  20. ^ a b Clive Stafford Smith (September 29, 2005). "Gitmo's Hunger Strikers". The Nation. Retrieved 2007-04-02. 
  21. ^ OARDEC (27 September 2004). "Summary of Evidence for Combatant Status Review Tribunal - Deghayes, Omar Amer". United States Department of Defense. pp. page 93. Retrieved 2007-12-19. 
  22. ^ Spc Timothy Book (March 10, 2006). "Review process unprecedented". The Wire (JTF-GTMO). p. 1. Retrieved 2007-10-12. 
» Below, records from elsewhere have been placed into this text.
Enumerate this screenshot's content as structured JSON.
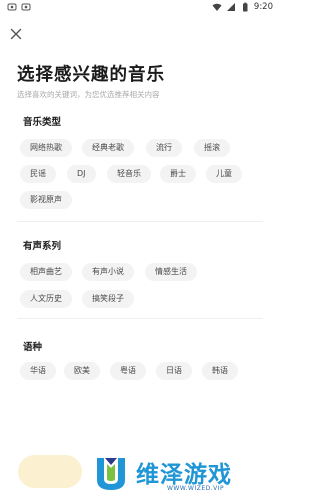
{
  "status_bar": {
    "time": "9:20",
    "left_icons": [
      "notification-icon",
      "notification-icon"
    ],
    "right_icons": [
      "wifi-icon",
      "signal-icon",
      "battery-icon"
    ]
  },
  "header": {
    "close_icon": "close-icon",
    "title": "选择感兴趣的音乐",
    "subtitle": "选择喜欢的关键词，为您优选推荐相关内容"
  },
  "sections": [
    {
      "title": "音乐类型",
      "chips": [
        "网络热歌",
        "经典老歌",
        "流行",
        "摇滚",
        "民谣",
        "DJ",
        "轻音乐",
        "爵士",
        "儿童",
        "影视原声"
      ]
    },
    {
      "title": "有声系列",
      "chips": [
        "相声曲艺",
        "有声小说",
        "情感生活",
        "人文历史",
        "搞笑段子"
      ]
    },
    {
      "title": "语种",
      "chips": [
        "华语",
        "欧美",
        "粤语",
        "日语",
        "韩语"
      ]
    }
  ],
  "watermark": {
    "text": "维泽游戏",
    "url": "WWW.WIZED.VIP"
  },
  "colors": {
    "chip_bg": "#f3f3f3",
    "button_bg": "#fbf0cf",
    "watermark": "#2196d6"
  }
}
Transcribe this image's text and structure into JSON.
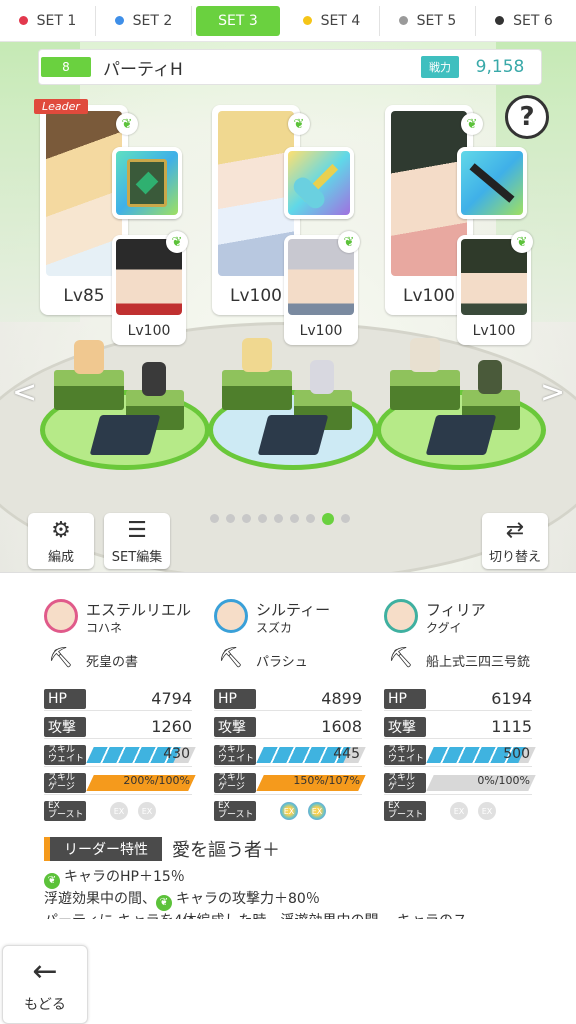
{
  "tabs": [
    {
      "label": "SET 1",
      "color": "#e2384d"
    },
    {
      "label": "SET 2",
      "color": "#3f8fe8"
    },
    {
      "label": "SET 3",
      "color": "#6ad13f"
    },
    {
      "label": "SET 4",
      "color": "#f5c518"
    },
    {
      "label": "SET 5",
      "color": "#9a9a9a"
    },
    {
      "label": "SET 6",
      "color": "#333333"
    }
  ],
  "party": {
    "number": "8",
    "name": "パーティH",
    "power_label": "戦力",
    "power": "9,158"
  },
  "help": "?",
  "leader_badge": "Leader",
  "slots": [
    {
      "main_lv": "Lv85",
      "sub_lv": "Lv100"
    },
    {
      "main_lv": "Lv100",
      "sub_lv": "Lv100"
    },
    {
      "main_lv": "Lv100",
      "sub_lv": "Lv100"
    }
  ],
  "buttons": {
    "edit": "編成",
    "set_edit": "SET編集",
    "switch": "切り替え",
    "back": "もどる"
  },
  "page_dots": {
    "count": 9,
    "active": 7
  },
  "characters": [
    {
      "name": "エステルリエル",
      "sub": "コハネ",
      "weapon": "死皇の書",
      "hp": "4794",
      "atk": "1260",
      "skill_wait": "430",
      "skill_gauge": "200%/100%",
      "skill_wait_fill": 0.85,
      "skill_gauge_fill": 1.0,
      "ex_on": false
    },
    {
      "name": "シルティー",
      "sub": "スズカ",
      "weapon": "パラシュ",
      "hp": "4899",
      "atk": "1608",
      "skill_wait": "445",
      "skill_gauge": "150%/107%",
      "skill_wait_fill": 0.85,
      "skill_gauge_fill": 1.0,
      "ex_on": true
    },
    {
      "name": "フィリア",
      "sub": "クグイ",
      "weapon": "船上式三四三号銃",
      "hp": "6194",
      "atk": "1115",
      "skill_wait": "500",
      "skill_gauge": "0%/100%",
      "skill_wait_fill": 0.9,
      "skill_gauge_fill": 0.0,
      "ex_on": false
    }
  ],
  "stat_labels": {
    "hp": "HP",
    "atk": "攻撃",
    "skill_wait": [
      "スキル",
      "ウェイト"
    ],
    "skill_gauge": [
      "スキル",
      "ゲージ"
    ],
    "ex_boost": [
      "EX",
      "ブースト"
    ],
    "ex": "EX"
  },
  "leader": {
    "tag": "リーダー特性",
    "name": "愛を謳う者＋",
    "line1": "キャラのHP＋15％",
    "line2a": "浮遊効果中の間、",
    "line2b": "キャラの攻撃力＋80％",
    "line3": "パーティに キャラを4体編成した時、浮遊効果中の間、 キャラのス"
  },
  "colors": {
    "accent": "#6ad13f",
    "skill_wait": "#3fb3e0",
    "skill_gauge": "#f59a1c",
    "teal": "#3fbfbf"
  }
}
  23. ^ a b OARDEC (May 24, 2005). "Unclassified Summary of Evidence for Administrative Review Board in the case of" (PDF). United States Department of Defense. pp. pages 55–56. Retrieved 2007-12-19. 
  24. ^ OARDEC (June 3, 2005). "Summary of Administrative Review Board Proceedings of ISN 727". United States Department of Defense. pp. pages 132–135. Retrieved 2008-01-01. 
  25. ^ OARDEC (8 August 2006). "Unclassified Summary of Evidence for Administrative Review Board in the case of Deghayes, Omar Amer". United States Department of Defense. pp. pages 95–97. Retrieved 2008-01-01. 
  26. ^ David Stringer (August 7, 2007). "UK asks US to release 5 from Guantanamo". Houston Chronicle. Retrieved 2007-08-07. [dead link]
  27. ^ a b c "Guantanamo detainees out on bail". BBC News. December 20, 2007. Retrieved 2008-03-06. 
  28. ^ a b c d e Daniel Woolls (March 6, 2008). "Spain: Ex-detainees too damaged for trial". Miami Herald. Archived from the original on 2008-03-26. Retrieved 2008-03-06. 
  29. ^ Giles Tremblett (2009-04-29). "Spanish court opens investigation of Guantánamo torture allegations". London: The Guardian. Archived from the original on 2009-04-29. 
  30. ^ "Spanish judge opens probe into Guantanamo torture". Agence France Presse. 2009-04-29. Archived from the original on 2009-04-29. 
  31. ^ a b Gerald Warner (2009-04-29). "Spanish judge uses memos released by Barack Obama to pursue Bush officials". London: The Daily Telegraph. Archived from the original on 2009-04-29. 
  32. ^ a b Patrick Barkham (January 21, 2010). "I Fought to Survive Guantanamo". London: The Guardian. Retrieved 2010-01-22. 
  33. ^ Outside the Law: Stories from Guantanamo, documentary featuring extensive interviews with Omar Deghayes, Spectacle Productions, 2009

External links[edit]